__ABOUT THIS TASK__
When a line below holds the string "dosage", show that line.

Stored entries
******

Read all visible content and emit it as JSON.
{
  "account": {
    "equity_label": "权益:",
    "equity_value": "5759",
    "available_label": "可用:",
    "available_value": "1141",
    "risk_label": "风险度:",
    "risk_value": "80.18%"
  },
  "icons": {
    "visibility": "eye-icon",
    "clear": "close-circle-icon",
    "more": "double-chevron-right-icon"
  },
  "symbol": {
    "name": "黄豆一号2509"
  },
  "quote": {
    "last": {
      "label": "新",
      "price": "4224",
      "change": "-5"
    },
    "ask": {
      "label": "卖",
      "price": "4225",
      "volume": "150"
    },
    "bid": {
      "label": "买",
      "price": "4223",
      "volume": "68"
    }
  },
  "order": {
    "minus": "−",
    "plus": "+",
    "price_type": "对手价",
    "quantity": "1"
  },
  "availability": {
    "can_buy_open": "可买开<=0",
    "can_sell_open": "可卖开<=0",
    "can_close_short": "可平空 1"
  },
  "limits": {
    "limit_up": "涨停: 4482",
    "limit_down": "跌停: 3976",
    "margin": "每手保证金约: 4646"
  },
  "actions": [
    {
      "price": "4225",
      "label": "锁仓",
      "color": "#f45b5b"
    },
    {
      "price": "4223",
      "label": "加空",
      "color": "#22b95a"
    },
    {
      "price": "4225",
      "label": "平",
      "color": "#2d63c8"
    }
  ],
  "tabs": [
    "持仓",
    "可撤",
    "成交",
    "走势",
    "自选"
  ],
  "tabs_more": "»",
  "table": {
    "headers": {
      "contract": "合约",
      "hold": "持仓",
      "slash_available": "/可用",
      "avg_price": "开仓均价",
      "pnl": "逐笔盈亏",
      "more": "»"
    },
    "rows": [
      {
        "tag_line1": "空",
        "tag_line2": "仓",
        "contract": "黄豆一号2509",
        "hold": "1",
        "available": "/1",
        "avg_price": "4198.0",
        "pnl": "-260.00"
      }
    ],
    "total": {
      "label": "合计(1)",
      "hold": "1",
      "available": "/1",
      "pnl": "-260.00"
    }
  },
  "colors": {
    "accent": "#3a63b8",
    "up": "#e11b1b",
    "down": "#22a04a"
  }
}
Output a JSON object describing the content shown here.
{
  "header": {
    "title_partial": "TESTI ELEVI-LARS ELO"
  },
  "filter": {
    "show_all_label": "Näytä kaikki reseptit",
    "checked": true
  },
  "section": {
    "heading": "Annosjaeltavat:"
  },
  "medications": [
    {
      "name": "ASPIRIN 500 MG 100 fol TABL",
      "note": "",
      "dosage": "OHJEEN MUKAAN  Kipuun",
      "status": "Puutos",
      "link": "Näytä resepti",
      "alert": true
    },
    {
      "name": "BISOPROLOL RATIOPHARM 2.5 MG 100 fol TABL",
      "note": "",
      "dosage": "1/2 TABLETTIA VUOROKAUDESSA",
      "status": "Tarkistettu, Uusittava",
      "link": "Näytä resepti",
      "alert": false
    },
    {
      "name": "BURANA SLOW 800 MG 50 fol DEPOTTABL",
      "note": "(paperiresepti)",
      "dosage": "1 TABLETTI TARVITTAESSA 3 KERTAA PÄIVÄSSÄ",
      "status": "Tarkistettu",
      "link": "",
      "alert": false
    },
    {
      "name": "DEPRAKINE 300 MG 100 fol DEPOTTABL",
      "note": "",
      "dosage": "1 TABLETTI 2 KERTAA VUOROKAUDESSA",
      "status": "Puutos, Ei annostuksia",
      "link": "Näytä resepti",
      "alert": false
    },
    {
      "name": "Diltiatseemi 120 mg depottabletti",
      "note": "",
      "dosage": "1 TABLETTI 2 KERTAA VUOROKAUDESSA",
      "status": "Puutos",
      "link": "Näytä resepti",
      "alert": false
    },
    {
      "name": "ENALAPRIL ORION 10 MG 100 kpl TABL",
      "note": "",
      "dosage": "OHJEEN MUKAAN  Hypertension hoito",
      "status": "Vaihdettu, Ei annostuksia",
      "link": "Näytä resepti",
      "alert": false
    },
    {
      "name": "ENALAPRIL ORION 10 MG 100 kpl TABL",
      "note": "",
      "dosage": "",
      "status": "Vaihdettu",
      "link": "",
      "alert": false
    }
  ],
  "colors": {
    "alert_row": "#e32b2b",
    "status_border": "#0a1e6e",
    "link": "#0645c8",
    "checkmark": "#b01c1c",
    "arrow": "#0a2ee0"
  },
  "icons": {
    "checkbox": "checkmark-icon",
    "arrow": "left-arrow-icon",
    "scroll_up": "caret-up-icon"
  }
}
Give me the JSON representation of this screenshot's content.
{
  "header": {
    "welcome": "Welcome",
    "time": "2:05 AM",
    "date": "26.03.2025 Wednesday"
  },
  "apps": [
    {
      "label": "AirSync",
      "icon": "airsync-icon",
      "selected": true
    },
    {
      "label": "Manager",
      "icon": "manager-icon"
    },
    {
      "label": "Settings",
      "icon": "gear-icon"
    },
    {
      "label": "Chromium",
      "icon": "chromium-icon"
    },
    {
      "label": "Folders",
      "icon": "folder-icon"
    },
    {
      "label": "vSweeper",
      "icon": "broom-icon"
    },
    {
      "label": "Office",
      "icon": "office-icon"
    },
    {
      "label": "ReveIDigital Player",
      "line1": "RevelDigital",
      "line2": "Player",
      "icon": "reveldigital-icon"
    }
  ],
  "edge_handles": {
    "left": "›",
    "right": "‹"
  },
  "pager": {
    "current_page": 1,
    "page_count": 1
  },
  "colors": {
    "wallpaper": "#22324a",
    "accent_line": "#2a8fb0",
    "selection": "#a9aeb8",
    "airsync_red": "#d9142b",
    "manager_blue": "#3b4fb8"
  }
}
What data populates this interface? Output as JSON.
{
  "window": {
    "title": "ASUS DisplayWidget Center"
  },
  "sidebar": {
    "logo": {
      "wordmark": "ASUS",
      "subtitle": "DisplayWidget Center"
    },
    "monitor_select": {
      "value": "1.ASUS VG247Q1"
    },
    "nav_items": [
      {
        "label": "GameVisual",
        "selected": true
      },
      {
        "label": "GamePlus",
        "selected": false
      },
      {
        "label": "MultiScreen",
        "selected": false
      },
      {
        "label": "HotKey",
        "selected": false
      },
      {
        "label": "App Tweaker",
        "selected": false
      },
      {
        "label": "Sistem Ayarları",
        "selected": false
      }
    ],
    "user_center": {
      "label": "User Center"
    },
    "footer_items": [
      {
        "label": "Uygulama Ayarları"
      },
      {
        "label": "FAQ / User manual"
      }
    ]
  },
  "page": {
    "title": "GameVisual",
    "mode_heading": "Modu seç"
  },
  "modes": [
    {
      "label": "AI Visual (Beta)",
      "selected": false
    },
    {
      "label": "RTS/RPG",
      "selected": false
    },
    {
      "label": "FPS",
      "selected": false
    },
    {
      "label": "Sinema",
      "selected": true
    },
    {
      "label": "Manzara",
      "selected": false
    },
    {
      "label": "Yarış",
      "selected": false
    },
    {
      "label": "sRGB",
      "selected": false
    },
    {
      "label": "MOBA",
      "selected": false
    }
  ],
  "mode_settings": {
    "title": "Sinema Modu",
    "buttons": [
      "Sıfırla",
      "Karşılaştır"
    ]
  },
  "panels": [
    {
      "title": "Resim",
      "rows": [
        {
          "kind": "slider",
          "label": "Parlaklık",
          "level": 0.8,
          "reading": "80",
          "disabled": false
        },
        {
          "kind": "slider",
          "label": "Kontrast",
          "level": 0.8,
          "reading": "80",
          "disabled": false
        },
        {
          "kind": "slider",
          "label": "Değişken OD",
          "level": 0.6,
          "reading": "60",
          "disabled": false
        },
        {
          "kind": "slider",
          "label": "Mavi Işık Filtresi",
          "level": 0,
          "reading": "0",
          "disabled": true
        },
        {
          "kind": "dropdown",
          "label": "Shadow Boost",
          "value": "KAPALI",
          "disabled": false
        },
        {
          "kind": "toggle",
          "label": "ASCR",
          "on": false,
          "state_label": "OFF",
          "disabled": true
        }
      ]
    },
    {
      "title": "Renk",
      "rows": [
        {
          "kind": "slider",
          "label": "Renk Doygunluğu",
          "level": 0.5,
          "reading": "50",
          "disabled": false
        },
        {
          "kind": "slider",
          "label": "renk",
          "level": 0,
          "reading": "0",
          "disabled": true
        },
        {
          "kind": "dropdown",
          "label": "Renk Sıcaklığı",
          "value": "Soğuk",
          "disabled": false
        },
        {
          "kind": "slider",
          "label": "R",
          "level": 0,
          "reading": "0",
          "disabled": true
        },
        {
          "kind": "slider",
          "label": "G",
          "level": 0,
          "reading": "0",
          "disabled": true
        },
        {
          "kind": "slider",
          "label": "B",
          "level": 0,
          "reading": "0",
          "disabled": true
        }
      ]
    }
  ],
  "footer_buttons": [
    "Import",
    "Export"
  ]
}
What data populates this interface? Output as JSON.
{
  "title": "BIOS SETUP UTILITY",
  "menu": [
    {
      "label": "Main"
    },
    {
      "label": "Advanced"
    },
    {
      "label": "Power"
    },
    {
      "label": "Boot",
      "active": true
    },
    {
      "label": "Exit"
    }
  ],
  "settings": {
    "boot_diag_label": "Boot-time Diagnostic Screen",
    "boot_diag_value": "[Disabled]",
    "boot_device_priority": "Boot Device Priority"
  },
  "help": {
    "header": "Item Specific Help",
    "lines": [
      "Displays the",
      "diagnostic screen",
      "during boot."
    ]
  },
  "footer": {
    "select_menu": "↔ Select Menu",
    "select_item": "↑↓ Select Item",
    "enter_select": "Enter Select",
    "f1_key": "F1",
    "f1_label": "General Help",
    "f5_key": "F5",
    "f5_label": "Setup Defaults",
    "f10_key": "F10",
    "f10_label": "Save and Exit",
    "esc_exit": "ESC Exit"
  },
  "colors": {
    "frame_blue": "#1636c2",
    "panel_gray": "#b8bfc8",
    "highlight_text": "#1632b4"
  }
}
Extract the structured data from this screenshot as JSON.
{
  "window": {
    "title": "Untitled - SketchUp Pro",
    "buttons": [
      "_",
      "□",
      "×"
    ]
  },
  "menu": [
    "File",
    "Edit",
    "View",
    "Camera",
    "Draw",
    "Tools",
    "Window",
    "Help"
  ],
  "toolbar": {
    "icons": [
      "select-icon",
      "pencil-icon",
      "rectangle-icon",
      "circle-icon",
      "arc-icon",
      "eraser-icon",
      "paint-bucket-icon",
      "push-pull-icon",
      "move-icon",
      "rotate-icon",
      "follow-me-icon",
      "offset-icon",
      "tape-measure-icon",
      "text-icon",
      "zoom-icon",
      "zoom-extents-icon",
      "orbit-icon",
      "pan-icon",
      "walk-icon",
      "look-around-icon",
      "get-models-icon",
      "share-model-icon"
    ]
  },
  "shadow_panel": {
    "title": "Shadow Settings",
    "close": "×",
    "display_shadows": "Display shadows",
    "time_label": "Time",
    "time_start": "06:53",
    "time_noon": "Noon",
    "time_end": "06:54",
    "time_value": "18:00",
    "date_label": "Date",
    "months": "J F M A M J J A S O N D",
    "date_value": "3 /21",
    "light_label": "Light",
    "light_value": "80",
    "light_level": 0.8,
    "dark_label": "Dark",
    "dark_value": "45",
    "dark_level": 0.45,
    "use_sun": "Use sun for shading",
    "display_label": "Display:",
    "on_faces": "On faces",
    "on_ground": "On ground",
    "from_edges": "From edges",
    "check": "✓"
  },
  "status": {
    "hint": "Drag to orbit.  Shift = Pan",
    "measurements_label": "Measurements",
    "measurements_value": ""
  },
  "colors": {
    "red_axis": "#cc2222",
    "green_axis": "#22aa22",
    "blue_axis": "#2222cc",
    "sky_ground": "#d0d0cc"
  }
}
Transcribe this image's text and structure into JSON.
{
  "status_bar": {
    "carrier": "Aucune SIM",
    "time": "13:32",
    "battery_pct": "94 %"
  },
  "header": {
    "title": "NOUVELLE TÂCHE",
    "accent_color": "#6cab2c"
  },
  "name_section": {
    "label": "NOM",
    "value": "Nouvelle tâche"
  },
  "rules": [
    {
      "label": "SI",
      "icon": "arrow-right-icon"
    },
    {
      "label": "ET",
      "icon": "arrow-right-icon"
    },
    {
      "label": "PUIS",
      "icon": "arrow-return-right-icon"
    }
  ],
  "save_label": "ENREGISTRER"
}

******

__TASK OUTPUT__
      "dosage": "OHJEEN MUKAAN  Kipuun",
      "dosage": "1/2 TABLETTIA VUOROKAUDESSA",
      "dosage": "1 TABLETTI TARVITTAESSA 3 KERTAA PÄIVÄSSÄ",
      "dosage": "1 TABLETTI 2 KERTAA VUOROKAUDESSA",
      "dosage": "1 TABLETTI 2 KERTAA VUOROKAUDESSA",
      "dosage": "OHJEEN MUKAAN  Hypertension hoito",
      "dosage": "",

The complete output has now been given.